I shake my head as we go inside and get our patient for the call, a very nice lady I’ve taken on several occasions for radiation appointments. But now we are called for something different. Something that, while part of my job, can be some of the hardest calls I go on. We are taking her for home hospice. This might very well be the last time I see her. So I am determined to give her as smooth a trip as I can in this horrid weather.

She is out of it for most of the trip, her mental status having slowly degraded over the months, her husband tells me from the front. I remember it’s been at least 3 months since I’ve seen her, and when I last did, she looked nothing like the tiny woman who seems to have wasted away.

It’s slow going, as a lot of the roads are icy coated. We try our very best to minimize bumps and jostles as my patient moans in pain on my stretcher. I just talk to her, reassuring her, as her husband looks back at us from the walkthrough.

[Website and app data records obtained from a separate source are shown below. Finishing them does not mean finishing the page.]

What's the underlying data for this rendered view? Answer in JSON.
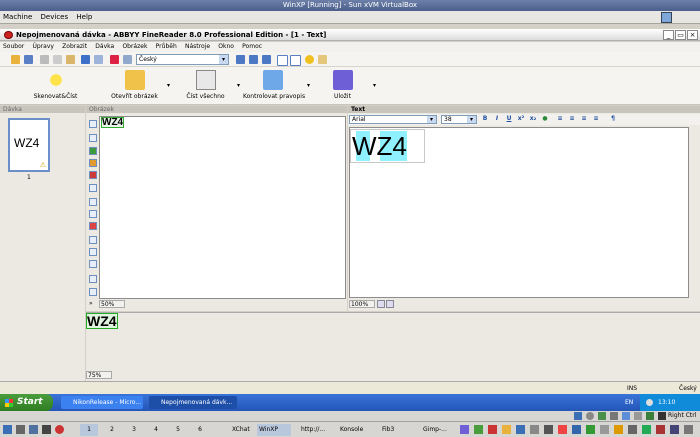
{
  "vbox": {
    "title": "WinXP [Running] - Sun xVM VirtualBox",
    "menu": [
      "Machine",
      "Devices",
      "Help"
    ]
  },
  "app": {
    "title": "Nepojmenovaná dávka - ABBYY FineReader 8.0 Professional Edition - [1 - Text]",
    "menu": [
      "Soubor",
      "Úpravy",
      "Zobrazit",
      "Dávka",
      "Obrázek",
      "Průběh",
      "Nástroje",
      "Okno",
      "Pomoc"
    ],
    "language": "Český",
    "big_buttons": [
      "Skenovat&Číst",
      "Otevřít obrázek",
      "Číst všechno",
      "Kontrolovat pravopis",
      "Uložit"
    ]
  },
  "panels": {
    "batch_label": "Dávka",
    "image_label": "Obrázek",
    "text_label": "Text",
    "thumb_text": "WZ4",
    "page_number": "1",
    "image_zoom": "50%",
    "text_zoom": "100%",
    "bottom_zoom": "75%",
    "font_name": "Arial",
    "font_size": "38",
    "document_text": "WZ4",
    "image_text": "WZ4"
  },
  "status": {
    "ins": "INS",
    "lang": "Český"
  },
  "taskbar": {
    "start": "Start",
    "tasks": [
      "NikonRelease - Micro...",
      "Nepojmenovaná dávk..."
    ],
    "lang": "EN",
    "time": "13:10"
  },
  "host": {
    "items": [
      "1",
      "2",
      "3",
      "4",
      "5",
      "6",
      "XChat",
      "WinXP",
      "http://...",
      "Konsole",
      "Fib3",
      "Gimp-..."
    ],
    "right_ctrl": "Right Ctrl"
  }
}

“All she wanted was to get home and be with her family this one last Christmas. She wouldn’t let them admit her upstairs,” he tells me while smiling at his wife sadly. “She just wants to see her grandchildren smile as they open presents.”

“Is the whole family going to be there?” I ask, knowing that all of their children and grandchildren live nearby.

“Almost. We have one son flying in from Iraq now. He should be here late tomorrow. She’s hoping to hold on until then,” I notice a few tears roll down his face as he says this.

We eventually get to their gorgeous home, and intact no less, and get my patient covered with a blanket so she doesn’t get we or cold as we wheel her inside. As we walk in I notice a hospital bed, looking quite obscene, to one side of the Christmas tree. I also notice the whole family is awake, now at 11pm, to greet the family matriarch as she gets home. They just watch as we gently move her over to the bed and get her tucked in and as comfortable as possible.

As we start to step back the family circles around our patient, and you can feel the love flowing in the room. We get our gurney organized and the required signatures for the transport from the husband. I go to her bedside to tell her Merry Christmas when she looks at me and utters her first coherent sentence in the entire time she’s been with me tonight.

“Thank you, TJ.”

With just those words, and a last look around, we head back out to the bus. I feel a tear roll down my face now. I look at my partner and say, “This is why we do it, no matter when or what it’s like outside. Sometimes we do make a difference, even if it’s just taking someone home.”